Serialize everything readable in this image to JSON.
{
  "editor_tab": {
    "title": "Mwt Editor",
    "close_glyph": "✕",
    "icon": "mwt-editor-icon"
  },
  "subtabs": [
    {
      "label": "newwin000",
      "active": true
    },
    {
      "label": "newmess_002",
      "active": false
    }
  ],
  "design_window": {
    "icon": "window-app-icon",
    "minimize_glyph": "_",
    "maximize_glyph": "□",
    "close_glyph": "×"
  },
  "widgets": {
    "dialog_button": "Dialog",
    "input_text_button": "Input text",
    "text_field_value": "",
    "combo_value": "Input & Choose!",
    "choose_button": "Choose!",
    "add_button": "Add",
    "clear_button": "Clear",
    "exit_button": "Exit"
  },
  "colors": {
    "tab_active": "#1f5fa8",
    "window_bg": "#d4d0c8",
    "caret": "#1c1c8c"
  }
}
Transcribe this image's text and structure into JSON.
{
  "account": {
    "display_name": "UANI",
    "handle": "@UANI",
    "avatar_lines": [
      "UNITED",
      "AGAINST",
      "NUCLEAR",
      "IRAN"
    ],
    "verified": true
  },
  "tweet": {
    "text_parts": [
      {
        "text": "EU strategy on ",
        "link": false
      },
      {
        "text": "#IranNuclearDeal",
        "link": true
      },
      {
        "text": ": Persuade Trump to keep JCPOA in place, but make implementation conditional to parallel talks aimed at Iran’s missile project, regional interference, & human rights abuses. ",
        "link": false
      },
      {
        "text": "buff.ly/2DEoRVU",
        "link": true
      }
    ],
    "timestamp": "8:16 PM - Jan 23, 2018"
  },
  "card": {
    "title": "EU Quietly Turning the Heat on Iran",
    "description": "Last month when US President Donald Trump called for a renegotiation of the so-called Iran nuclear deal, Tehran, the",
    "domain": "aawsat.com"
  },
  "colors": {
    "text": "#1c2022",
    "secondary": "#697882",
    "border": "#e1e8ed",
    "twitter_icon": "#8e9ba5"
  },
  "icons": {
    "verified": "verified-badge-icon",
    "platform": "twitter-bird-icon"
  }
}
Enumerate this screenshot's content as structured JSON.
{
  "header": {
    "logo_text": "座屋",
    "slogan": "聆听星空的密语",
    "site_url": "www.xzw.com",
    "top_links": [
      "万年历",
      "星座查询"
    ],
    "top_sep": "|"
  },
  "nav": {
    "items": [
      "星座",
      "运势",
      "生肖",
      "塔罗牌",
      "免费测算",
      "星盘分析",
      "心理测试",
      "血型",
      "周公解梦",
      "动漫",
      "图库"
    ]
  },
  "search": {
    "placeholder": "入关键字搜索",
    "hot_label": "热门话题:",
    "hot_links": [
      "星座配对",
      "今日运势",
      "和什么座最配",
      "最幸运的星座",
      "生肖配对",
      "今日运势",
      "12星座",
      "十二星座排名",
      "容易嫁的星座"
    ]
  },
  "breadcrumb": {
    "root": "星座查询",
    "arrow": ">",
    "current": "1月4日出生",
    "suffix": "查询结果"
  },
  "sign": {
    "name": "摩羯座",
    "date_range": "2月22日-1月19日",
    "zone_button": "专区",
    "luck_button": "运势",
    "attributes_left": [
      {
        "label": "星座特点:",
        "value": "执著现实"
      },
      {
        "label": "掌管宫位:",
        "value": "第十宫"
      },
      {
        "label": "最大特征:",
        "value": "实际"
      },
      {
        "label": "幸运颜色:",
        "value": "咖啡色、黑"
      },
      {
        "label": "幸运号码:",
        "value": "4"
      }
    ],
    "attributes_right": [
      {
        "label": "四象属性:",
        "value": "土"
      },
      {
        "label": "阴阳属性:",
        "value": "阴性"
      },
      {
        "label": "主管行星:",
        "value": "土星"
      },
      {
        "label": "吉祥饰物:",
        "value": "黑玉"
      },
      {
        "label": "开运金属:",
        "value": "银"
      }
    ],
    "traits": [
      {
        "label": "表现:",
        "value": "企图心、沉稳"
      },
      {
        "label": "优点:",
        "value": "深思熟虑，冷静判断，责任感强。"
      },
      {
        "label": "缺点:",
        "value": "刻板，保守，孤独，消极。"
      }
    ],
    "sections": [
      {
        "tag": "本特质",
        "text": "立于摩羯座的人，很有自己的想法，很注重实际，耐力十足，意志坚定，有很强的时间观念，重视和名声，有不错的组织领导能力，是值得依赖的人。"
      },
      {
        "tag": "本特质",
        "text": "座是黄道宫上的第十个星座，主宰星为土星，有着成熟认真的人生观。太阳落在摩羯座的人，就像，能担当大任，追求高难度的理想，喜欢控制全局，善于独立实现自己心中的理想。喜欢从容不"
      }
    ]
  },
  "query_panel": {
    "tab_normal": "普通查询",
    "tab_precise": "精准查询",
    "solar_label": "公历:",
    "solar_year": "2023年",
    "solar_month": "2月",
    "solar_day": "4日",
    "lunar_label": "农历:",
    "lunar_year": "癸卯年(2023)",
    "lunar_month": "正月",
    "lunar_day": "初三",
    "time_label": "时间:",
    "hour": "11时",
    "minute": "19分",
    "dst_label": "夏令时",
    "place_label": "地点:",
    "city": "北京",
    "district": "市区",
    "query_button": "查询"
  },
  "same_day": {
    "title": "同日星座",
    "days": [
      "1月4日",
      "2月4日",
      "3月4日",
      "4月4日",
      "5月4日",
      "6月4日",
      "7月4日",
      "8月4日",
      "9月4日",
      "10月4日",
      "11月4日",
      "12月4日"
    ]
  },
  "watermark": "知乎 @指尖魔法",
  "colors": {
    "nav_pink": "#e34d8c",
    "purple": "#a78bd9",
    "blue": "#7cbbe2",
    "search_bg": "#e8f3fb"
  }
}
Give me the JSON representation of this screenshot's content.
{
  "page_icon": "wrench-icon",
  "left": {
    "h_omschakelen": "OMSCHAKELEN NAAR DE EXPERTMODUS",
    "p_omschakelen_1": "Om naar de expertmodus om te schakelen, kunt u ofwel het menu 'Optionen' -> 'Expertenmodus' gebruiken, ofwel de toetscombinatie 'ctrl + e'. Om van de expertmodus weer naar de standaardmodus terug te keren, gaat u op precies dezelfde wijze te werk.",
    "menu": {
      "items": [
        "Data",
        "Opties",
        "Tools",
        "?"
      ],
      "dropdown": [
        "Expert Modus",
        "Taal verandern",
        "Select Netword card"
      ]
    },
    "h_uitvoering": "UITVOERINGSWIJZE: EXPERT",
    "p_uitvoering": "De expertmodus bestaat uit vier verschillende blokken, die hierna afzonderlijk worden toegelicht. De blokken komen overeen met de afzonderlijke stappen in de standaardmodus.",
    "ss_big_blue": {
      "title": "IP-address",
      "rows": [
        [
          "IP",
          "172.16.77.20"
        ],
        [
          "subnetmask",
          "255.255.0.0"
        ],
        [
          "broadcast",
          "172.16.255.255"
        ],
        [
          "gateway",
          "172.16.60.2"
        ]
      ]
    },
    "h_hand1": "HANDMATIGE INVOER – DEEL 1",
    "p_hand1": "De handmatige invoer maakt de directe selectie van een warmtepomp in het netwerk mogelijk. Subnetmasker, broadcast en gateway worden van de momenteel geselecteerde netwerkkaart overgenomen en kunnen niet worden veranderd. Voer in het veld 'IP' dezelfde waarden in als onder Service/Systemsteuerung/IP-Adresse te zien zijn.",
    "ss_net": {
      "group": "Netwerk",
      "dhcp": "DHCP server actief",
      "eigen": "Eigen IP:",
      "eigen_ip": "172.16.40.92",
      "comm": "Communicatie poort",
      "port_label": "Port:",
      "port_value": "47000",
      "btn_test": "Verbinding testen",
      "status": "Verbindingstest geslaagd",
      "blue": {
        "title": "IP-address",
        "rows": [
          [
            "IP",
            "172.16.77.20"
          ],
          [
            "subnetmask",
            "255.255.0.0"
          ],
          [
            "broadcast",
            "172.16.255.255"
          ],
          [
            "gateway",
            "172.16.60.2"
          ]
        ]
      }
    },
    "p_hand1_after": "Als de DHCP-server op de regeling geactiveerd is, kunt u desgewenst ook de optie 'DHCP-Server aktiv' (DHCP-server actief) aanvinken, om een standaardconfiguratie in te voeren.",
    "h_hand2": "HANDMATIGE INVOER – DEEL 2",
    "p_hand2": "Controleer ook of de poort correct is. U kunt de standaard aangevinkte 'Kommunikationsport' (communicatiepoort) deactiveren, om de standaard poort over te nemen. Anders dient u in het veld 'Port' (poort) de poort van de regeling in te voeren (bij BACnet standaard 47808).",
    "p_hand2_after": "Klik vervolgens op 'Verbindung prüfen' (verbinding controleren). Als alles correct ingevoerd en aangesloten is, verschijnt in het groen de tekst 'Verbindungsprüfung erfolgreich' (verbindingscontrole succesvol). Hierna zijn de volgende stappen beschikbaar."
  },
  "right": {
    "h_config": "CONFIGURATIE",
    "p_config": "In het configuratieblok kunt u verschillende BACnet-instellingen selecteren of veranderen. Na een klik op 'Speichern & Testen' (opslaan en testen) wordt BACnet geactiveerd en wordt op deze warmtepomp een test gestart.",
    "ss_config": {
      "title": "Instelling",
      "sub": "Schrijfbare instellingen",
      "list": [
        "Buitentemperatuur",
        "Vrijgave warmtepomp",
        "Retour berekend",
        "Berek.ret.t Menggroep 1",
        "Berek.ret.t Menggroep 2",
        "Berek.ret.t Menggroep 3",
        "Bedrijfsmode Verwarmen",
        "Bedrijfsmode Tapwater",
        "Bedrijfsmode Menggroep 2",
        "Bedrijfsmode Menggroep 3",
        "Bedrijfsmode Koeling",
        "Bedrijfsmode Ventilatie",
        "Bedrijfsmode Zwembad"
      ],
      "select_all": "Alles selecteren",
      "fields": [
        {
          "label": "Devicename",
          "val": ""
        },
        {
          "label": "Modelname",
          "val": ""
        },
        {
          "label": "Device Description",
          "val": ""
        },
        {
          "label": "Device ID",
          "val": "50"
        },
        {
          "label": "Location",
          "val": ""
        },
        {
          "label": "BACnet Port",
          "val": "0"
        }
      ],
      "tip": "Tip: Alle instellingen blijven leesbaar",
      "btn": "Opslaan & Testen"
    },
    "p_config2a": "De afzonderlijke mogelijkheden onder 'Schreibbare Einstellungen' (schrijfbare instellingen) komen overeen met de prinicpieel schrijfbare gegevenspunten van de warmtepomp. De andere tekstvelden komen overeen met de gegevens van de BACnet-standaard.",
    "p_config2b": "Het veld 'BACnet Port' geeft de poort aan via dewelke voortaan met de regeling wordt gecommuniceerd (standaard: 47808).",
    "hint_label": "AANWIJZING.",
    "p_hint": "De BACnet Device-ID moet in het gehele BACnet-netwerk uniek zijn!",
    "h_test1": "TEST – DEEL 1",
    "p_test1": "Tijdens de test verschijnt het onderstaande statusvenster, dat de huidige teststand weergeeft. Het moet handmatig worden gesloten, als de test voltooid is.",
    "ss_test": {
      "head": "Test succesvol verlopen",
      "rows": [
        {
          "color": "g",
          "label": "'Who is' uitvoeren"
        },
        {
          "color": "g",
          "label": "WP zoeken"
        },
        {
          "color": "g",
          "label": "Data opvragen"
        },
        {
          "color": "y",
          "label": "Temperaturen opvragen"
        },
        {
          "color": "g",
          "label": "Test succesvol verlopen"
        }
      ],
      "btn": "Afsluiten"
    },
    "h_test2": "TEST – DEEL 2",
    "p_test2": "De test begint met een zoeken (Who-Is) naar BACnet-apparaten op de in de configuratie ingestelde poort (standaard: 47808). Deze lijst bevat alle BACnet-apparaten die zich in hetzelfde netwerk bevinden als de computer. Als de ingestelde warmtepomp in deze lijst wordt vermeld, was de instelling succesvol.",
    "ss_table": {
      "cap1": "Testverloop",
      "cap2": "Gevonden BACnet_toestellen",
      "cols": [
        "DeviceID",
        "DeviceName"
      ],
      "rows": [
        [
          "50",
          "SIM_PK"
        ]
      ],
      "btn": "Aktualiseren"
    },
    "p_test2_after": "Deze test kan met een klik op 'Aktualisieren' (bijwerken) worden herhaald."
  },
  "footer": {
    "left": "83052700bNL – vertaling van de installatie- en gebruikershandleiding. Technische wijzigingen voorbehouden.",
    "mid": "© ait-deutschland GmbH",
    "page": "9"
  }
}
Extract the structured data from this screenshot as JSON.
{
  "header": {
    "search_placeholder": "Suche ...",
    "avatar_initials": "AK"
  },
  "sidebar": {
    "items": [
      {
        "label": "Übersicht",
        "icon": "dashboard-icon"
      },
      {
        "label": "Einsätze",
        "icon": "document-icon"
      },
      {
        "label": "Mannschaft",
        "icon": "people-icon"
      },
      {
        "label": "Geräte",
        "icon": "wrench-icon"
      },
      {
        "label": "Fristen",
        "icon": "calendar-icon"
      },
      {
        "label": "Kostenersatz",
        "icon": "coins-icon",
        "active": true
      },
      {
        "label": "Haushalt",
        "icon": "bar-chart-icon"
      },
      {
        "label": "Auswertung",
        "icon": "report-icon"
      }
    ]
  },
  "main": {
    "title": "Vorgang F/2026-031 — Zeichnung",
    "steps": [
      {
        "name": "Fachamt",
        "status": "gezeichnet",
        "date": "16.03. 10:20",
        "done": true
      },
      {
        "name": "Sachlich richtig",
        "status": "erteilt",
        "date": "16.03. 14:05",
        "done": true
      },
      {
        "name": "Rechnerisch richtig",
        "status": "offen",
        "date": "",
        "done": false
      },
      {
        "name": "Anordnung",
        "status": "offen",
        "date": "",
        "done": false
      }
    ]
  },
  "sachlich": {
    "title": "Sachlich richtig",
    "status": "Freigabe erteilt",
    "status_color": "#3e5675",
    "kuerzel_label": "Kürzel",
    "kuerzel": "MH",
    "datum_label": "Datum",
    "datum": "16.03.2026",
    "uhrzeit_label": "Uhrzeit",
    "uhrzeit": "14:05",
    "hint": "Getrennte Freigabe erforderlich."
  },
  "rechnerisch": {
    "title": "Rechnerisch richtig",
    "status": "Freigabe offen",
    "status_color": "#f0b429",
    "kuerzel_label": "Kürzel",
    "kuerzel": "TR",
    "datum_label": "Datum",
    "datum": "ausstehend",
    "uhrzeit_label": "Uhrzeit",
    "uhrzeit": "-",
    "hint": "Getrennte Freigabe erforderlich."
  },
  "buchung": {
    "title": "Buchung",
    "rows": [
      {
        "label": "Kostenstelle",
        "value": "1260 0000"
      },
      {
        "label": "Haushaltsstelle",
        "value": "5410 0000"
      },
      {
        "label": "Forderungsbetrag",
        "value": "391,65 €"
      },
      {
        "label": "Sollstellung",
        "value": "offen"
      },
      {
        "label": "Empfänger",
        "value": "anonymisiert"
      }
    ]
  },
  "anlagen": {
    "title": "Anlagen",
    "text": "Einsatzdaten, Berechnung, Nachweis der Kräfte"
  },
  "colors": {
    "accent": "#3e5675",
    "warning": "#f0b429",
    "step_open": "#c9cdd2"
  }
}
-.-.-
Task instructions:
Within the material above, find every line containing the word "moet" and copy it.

Written answer:
    "p_hint": "De BACnet Device-ID moet in het gehele BACnet-netwerk uniek zijn!",
    "p_test1": "Tijdens de test verschijnt het onderstaande statusvenster, dat de huidige teststand weergeeft. Het moet handmatig worden gesloten, als de test voltooid is.",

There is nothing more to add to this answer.